▸ Problem details
Every record needs to come back as written, except for the pictures.

▸ Record excerpts
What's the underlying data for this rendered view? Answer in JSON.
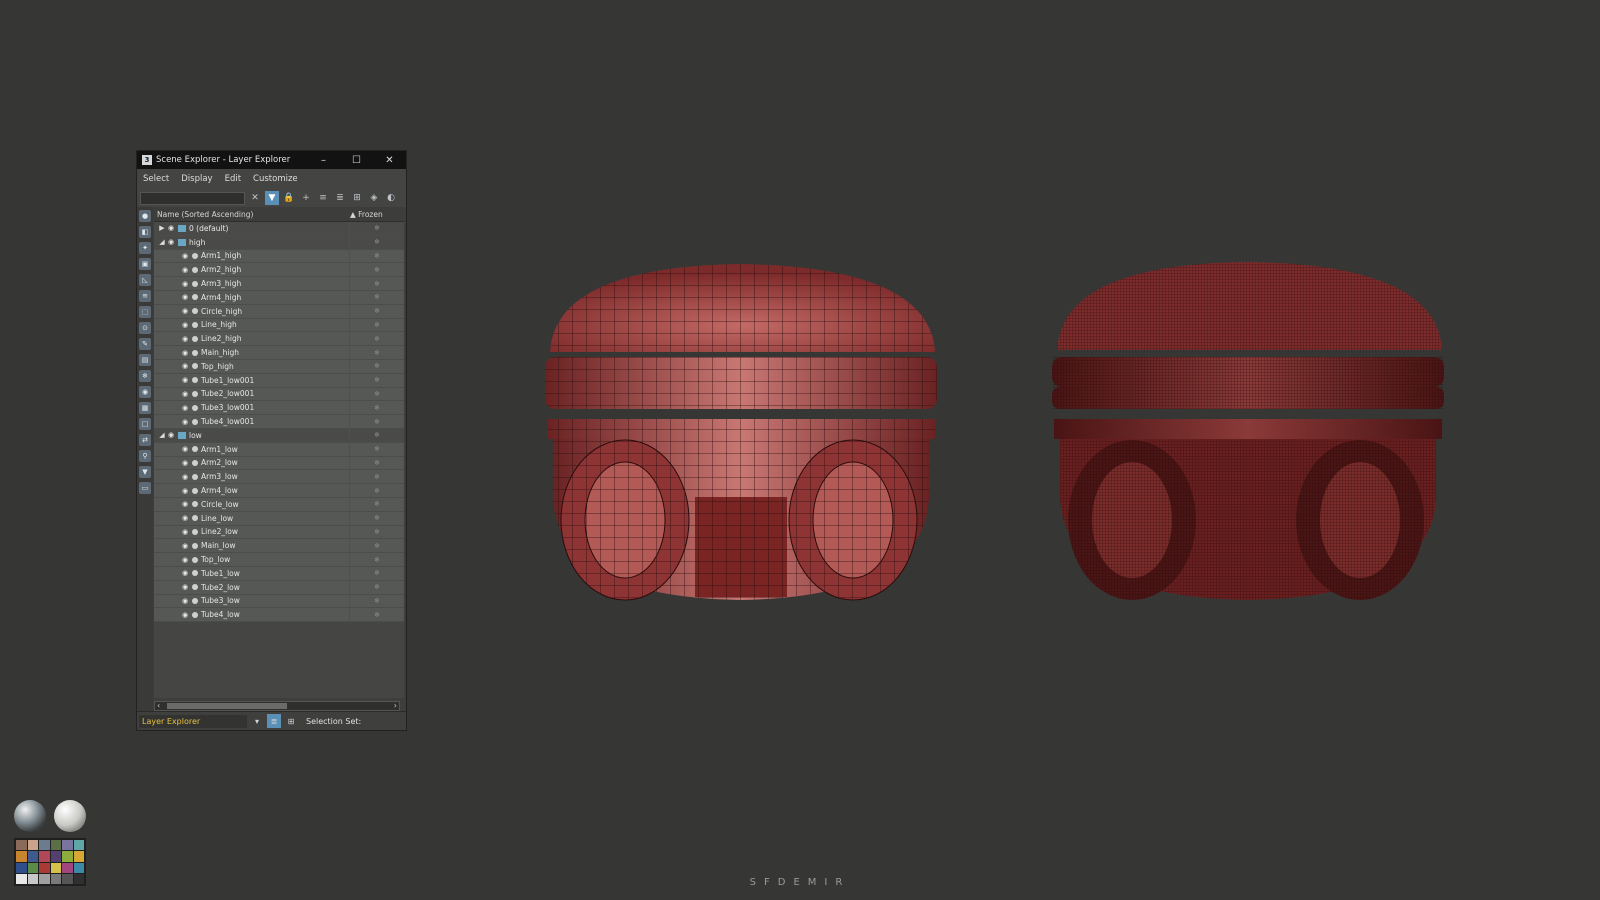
{
  "window": {
    "title": "Scene Explorer - Layer Explorer",
    "minimize": "–",
    "maximize": "☐",
    "close": "✕"
  },
  "menu": [
    "Select",
    "Display",
    "Edit",
    "Customize"
  ],
  "search": {
    "value": "",
    "clear": "✕"
  },
  "columns": {
    "name": "Name (Sorted Ascending)",
    "frozen": "▲ Frozen"
  },
  "rows": [
    {
      "label": "0 (default)",
      "type": "layer",
      "expander": "▶"
    },
    {
      "label": "high",
      "type": "layer",
      "expander": "◢"
    },
    {
      "label": "Arm1_high",
      "type": "object"
    },
    {
      "label": "Arm2_high",
      "type": "object"
    },
    {
      "label": "Arm3_high",
      "type": "object"
    },
    {
      "label": "Arm4_high",
      "type": "object"
    },
    {
      "label": "Circle_high",
      "type": "object"
    },
    {
      "label": "Line_high",
      "type": "object"
    },
    {
      "label": "Line2_high",
      "type": "object"
    },
    {
      "label": "Main_high",
      "type": "object"
    },
    {
      "label": "Top_high",
      "type": "object"
    },
    {
      "label": "Tube1_low001",
      "type": "object"
    },
    {
      "label": "Tube2_low001",
      "type": "object"
    },
    {
      "label": "Tube3_low001",
      "type": "object"
    },
    {
      "label": "Tube4_low001",
      "type": "object"
    },
    {
      "label": "low",
      "type": "layer",
      "expander": "◢"
    },
    {
      "label": "Arm1_low",
      "type": "object"
    },
    {
      "label": "Arm2_low",
      "type": "object"
    },
    {
      "label": "Arm3_low",
      "type": "object"
    },
    {
      "label": "Arm4_low",
      "type": "object"
    },
    {
      "label": "Circle_low",
      "type": "object"
    },
    {
      "label": "Line_low",
      "type": "object"
    },
    {
      "label": "Line2_low",
      "type": "object"
    },
    {
      "label": "Main_low",
      "type": "object"
    },
    {
      "label": "Top_low",
      "type": "object"
    },
    {
      "label": "Tube1_low",
      "type": "object"
    },
    {
      "label": "Tube2_low",
      "type": "object"
    },
    {
      "label": "Tube3_low",
      "type": "object"
    },
    {
      "label": "Tube4_low",
      "type": "object"
    }
  ],
  "status": {
    "explorer": "Layer Explorer",
    "selection_set": "Selection Set:"
  },
  "signature": "SFDEMIR",
  "colors": {
    "model_base": "#8e3030",
    "model_dark": "#5a1d1d",
    "accent": "#5a8fb6",
    "explorer_label": "#e8c23a"
  },
  "palette": [
    "#8a6a5a",
    "#c9a48a",
    "#6c7b8e",
    "#5b6e45",
    "#7a74a0",
    "#5fa6a6",
    "#c98430",
    "#3f5a8f",
    "#b0485a",
    "#54406e",
    "#8cad3c",
    "#d8a834",
    "#2f4e8c",
    "#5b8d48",
    "#a93a36",
    "#d6c24a",
    "#a4467e",
    "#3a8aa8",
    "#e8e8e8",
    "#c8c8c8",
    "#a0a0a0",
    "#7a7a7a",
    "#555555",
    "#303030"
  ]
}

▸ Reply to the task
What's the underlying data for this rendered view? Answer in JSON.
{
  "window": {
    "title": "Scene Explorer - Layer Explorer",
    "minimize": "–",
    "maximize": "☐",
    "close": "✕"
  },
  "menu": [
    "Select",
    "Display",
    "Edit",
    "Customize"
  ],
  "search": {
    "value": "",
    "clear": "✕"
  },
  "columns": {
    "name": "Name (Sorted Ascending)",
    "frozen": "▲ Frozen"
  },
  "rows": [
    {
      "label": "0 (default)",
      "type": "layer",
      "expander": "▶"
    },
    {
      "label": "high",
      "type": "layer",
      "expander": "◢"
    },
    {
      "label": "Arm1_high",
      "type": "object"
    },
    {
      "label": "Arm2_high",
      "type": "object"
    },
    {
      "label": "Arm3_high",
      "type": "object"
    },
    {
      "label": "Arm4_high",
      "type": "object"
    },
    {
      "label": "Circle_high",
      "type": "object"
    },
    {
      "label": "Line_high",
      "type": "object"
    },
    {
      "label": "Line2_high",
      "type": "object"
    },
    {
      "label": "Main_high",
      "type": "object"
    },
    {
      "label": "Top_high",
      "type": "object"
    },
    {
      "label": "Tube1_low001",
      "type": "object"
    },
    {
      "label": "Tube2_low001",
      "type": "object"
    },
    {
      "label": "Tube3_low001",
      "type": "object"
    },
    {
      "label": "Tube4_low001",
      "type": "object"
    },
    {
      "label": "low",
      "type": "layer",
      "expander": "◢"
    },
    {
      "label": "Arm1_low",
      "type": "object"
    },
    {
      "label": "Arm2_low",
      "type": "object"
    },
    {
      "label": "Arm3_low",
      "type": "object"
    },
    {
      "label": "Arm4_low",
      "type": "object"
    },
    {
      "label": "Circle_low",
      "type": "object"
    },
    {
      "label": "Line_low",
      "type": "object"
    },
    {
      "label": "Line2_low",
      "type": "object"
    },
    {
      "label": "Main_low",
      "type": "object"
    },
    {
      "label": "Top_low",
      "type": "object"
    },
    {
      "label": "Tube1_low",
      "type": "object"
    },
    {
      "label": "Tube2_low",
      "type": "object"
    },
    {
      "label": "Tube3_low",
      "type": "object"
    },
    {
      "label": "Tube4_low",
      "type": "object"
    }
  ],
  "status": {
    "explorer": "Layer Explorer",
    "selection_set": "Selection Set:"
  },
  "signature": "SFDEMIR",
  "colors": {
    "model_base": "#8e3030",
    "model_dark": "#5a1d1d",
    "accent": "#5a8fb6",
    "explorer_label": "#e8c23a"
  },
  "palette": [
    "#8a6a5a",
    "#c9a48a",
    "#6c7b8e",
    "#5b6e45",
    "#7a74a0",
    "#5fa6a6",
    "#c98430",
    "#3f5a8f",
    "#b0485a",
    "#54406e",
    "#8cad3c",
    "#d8a834",
    "#2f4e8c",
    "#5b8d48",
    "#a93a36",
    "#d6c24a",
    "#a4467e",
    "#3a8aa8",
    "#e8e8e8",
    "#c8c8c8",
    "#a0a0a0",
    "#7a7a7a",
    "#555555",
    "#303030"
  ]
}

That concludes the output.